» TRY IT:
Exactly the lines from the one holding "Convert this screenshot" through the final line of the data are wanted, copied as written.

» SUPPLIED RECORDS:
◇ ◇ ◇
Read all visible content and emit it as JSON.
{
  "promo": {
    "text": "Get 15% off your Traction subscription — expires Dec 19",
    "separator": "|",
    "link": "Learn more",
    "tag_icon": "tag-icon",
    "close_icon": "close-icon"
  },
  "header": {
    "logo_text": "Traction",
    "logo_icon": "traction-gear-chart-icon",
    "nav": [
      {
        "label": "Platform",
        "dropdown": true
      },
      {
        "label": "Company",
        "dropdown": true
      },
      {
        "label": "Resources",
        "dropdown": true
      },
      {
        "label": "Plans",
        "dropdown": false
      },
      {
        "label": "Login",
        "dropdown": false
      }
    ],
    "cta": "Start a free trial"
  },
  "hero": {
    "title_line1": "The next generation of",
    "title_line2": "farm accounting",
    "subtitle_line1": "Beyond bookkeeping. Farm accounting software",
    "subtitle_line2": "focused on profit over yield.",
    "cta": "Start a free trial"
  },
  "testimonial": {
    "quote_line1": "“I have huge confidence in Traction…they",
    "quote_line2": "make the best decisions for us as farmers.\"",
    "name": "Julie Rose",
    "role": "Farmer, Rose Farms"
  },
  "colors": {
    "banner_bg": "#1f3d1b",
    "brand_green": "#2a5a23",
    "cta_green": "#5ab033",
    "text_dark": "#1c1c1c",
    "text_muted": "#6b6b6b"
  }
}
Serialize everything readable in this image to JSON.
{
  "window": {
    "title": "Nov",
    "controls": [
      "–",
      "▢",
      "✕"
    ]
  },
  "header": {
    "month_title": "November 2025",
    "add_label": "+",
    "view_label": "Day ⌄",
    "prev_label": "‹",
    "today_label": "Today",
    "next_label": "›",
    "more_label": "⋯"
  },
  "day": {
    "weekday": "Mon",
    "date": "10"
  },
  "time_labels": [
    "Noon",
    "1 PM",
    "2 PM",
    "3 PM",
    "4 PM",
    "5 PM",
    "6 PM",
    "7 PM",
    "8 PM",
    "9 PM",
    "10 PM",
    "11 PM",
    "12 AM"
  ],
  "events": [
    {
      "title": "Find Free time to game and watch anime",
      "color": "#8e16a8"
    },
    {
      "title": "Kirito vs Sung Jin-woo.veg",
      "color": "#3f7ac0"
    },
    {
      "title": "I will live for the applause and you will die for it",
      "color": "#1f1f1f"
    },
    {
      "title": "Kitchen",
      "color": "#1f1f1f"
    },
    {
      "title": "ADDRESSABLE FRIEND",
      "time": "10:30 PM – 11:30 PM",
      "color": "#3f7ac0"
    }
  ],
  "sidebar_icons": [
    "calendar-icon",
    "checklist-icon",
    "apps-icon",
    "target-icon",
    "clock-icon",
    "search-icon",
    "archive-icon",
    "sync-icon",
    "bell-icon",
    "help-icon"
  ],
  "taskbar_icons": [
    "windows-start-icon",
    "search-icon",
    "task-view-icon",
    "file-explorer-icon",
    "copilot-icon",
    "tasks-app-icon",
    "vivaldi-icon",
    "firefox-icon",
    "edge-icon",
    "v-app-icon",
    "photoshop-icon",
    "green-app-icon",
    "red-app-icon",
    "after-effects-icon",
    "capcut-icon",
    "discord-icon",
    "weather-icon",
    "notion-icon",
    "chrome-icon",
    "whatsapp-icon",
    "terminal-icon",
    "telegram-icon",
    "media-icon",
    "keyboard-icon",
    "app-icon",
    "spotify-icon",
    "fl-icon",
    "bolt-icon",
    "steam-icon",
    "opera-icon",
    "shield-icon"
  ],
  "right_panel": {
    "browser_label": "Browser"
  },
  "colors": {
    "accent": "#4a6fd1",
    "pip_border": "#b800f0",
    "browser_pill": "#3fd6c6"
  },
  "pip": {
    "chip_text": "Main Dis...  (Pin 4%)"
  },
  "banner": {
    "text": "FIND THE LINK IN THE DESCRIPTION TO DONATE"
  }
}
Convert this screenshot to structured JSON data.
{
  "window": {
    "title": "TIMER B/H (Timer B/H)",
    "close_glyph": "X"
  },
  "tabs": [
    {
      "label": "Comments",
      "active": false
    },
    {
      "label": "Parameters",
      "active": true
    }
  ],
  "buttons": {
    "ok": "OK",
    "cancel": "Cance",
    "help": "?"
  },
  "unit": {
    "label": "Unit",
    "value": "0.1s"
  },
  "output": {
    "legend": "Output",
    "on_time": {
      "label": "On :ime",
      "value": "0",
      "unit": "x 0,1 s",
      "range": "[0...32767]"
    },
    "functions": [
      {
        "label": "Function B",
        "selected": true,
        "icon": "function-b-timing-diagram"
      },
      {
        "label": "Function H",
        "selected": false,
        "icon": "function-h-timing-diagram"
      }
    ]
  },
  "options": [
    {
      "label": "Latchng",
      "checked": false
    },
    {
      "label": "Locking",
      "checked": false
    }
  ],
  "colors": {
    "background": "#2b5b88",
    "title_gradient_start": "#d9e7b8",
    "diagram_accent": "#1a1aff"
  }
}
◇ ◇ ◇
» TASK OUTPUT:
Convert this screenshot to structured JSON data.
{
  "window": {
    "title": "TIMER B/H (Timer B/H)",
    "close_glyph": "X"
  },
  "tabs": [
    {
      "label": "Comments",
      "active": false
    },
    {
      "label": "Parameters",
      "active": true
    }
  ],
  "buttons": {
    "ok": "OK",
    "cancel": "Cance",
    "help": "?"
  },
  "unit": {
    "label": "Unit",
    "value": "0.1s"
  },
  "output": {
    "legend": "Output",
    "on_time": {
      "label": "On :ime",
      "value": "0",
      "unit": "x 0,1 s",
      "range": "[0...32767]"
    },
    "functions": [
      {
        "label": "Function B",
        "selected": true,
        "icon": "function-b-timing-diagram"
      },
      {
        "label": "Function H",
        "selected": false,
        "icon": "function-h-timing-diagram"
      }
    ]
  },
  "options": [
    {
      "label": "Latchng",
      "checked": false
    },
    {
      "label": "Locking",
      "checked": false
    }
  ],
  "colors": {
    "background": "#2b5b88",
    "title_gradient_start": "#d9e7b8",
    "diagram_accent": "#1a1aff"
  }
}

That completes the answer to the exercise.